§ **PROMPT**
Within the lines below, find those that hold the string "true" and copy each one.

§ **EXTRACTED ENTRIES**
________

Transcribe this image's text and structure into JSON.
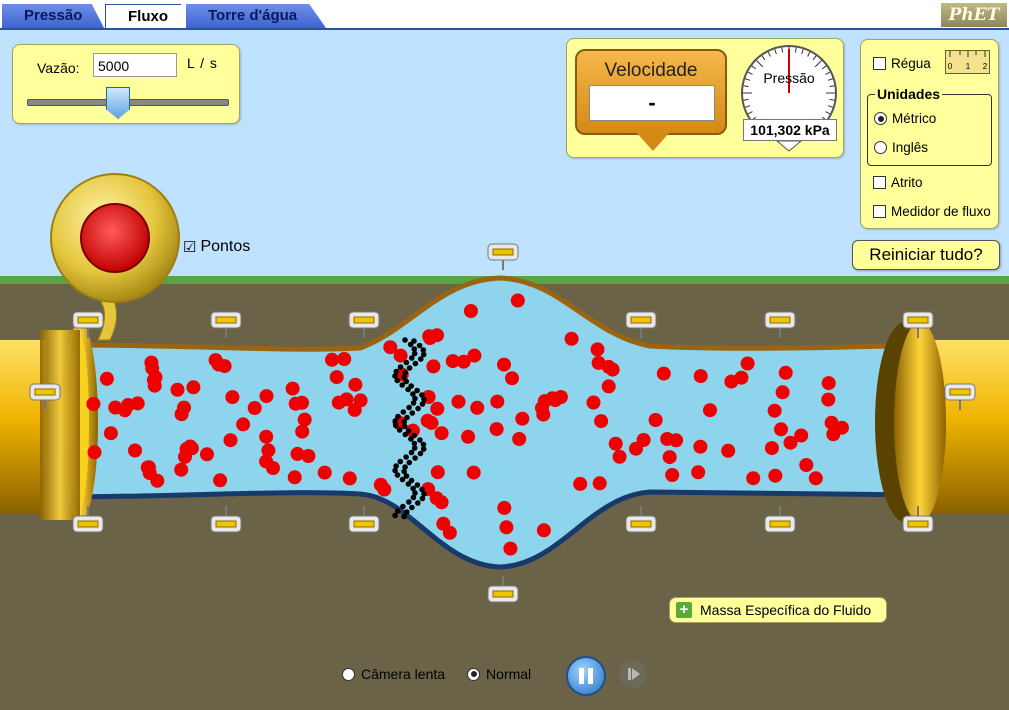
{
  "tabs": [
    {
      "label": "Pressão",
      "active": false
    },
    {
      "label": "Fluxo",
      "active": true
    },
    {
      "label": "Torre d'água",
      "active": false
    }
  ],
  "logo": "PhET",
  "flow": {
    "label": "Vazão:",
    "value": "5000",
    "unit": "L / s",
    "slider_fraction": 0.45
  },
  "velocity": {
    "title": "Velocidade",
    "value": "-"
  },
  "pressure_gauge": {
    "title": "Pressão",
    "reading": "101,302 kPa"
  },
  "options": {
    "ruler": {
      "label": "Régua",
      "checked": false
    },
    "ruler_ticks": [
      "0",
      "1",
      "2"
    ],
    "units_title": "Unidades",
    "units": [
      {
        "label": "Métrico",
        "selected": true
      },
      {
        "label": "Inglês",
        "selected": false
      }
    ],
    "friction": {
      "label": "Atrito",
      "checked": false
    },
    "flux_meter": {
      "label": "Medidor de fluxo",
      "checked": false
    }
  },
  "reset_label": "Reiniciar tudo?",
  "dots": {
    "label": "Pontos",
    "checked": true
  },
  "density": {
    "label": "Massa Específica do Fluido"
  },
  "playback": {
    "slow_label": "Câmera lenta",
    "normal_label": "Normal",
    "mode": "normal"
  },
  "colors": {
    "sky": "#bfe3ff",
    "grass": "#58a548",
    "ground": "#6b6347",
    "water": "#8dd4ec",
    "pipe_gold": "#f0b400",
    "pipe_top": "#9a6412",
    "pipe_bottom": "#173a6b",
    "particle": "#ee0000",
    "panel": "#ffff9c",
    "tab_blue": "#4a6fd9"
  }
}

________

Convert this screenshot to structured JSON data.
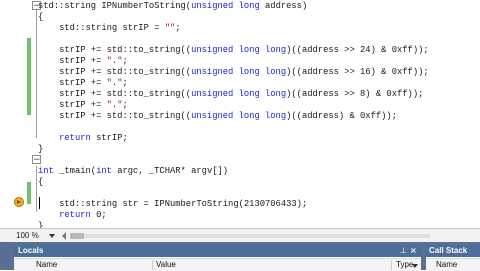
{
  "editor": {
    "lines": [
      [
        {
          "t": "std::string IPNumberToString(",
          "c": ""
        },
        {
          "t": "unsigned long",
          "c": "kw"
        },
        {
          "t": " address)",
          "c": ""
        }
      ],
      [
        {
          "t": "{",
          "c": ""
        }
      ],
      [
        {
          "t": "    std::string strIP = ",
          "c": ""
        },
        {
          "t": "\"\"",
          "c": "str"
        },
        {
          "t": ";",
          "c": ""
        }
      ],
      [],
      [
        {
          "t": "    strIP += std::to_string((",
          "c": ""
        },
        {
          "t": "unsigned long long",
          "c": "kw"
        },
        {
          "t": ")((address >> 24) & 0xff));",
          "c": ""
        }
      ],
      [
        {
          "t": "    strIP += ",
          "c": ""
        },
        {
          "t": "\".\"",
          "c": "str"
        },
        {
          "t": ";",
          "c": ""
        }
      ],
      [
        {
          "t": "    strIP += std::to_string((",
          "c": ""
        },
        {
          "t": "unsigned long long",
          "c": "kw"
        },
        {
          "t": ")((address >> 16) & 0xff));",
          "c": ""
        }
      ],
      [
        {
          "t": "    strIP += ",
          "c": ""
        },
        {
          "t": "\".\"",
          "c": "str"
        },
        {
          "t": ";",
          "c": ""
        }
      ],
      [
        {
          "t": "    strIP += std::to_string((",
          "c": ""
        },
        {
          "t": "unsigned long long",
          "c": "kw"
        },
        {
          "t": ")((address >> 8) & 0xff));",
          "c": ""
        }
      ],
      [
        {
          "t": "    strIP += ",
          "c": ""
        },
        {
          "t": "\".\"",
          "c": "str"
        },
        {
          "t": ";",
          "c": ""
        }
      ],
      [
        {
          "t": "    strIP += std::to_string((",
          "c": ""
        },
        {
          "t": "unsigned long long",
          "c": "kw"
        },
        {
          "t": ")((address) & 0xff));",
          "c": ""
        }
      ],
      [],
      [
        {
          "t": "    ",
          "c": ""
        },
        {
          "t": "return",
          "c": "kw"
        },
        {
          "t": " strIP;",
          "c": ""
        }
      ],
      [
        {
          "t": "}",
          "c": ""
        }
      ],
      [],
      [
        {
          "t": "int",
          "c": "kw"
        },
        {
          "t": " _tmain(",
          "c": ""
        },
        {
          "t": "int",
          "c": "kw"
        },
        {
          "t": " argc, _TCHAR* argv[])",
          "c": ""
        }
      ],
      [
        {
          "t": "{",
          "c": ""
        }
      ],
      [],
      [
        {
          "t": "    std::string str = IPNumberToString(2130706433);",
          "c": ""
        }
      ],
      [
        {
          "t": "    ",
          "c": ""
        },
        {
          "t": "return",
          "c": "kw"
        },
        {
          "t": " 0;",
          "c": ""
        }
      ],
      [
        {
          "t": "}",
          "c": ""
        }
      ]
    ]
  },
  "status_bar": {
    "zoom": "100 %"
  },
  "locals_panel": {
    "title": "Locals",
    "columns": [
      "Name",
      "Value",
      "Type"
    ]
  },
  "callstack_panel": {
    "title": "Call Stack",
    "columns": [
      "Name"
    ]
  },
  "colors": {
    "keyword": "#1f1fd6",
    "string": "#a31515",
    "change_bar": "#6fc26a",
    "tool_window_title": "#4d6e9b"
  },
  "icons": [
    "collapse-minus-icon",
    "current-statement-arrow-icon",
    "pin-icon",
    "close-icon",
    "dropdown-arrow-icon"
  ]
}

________

§ **EXERCISE SOLUTION**
      "active": true
        "selected": true
    "checked": true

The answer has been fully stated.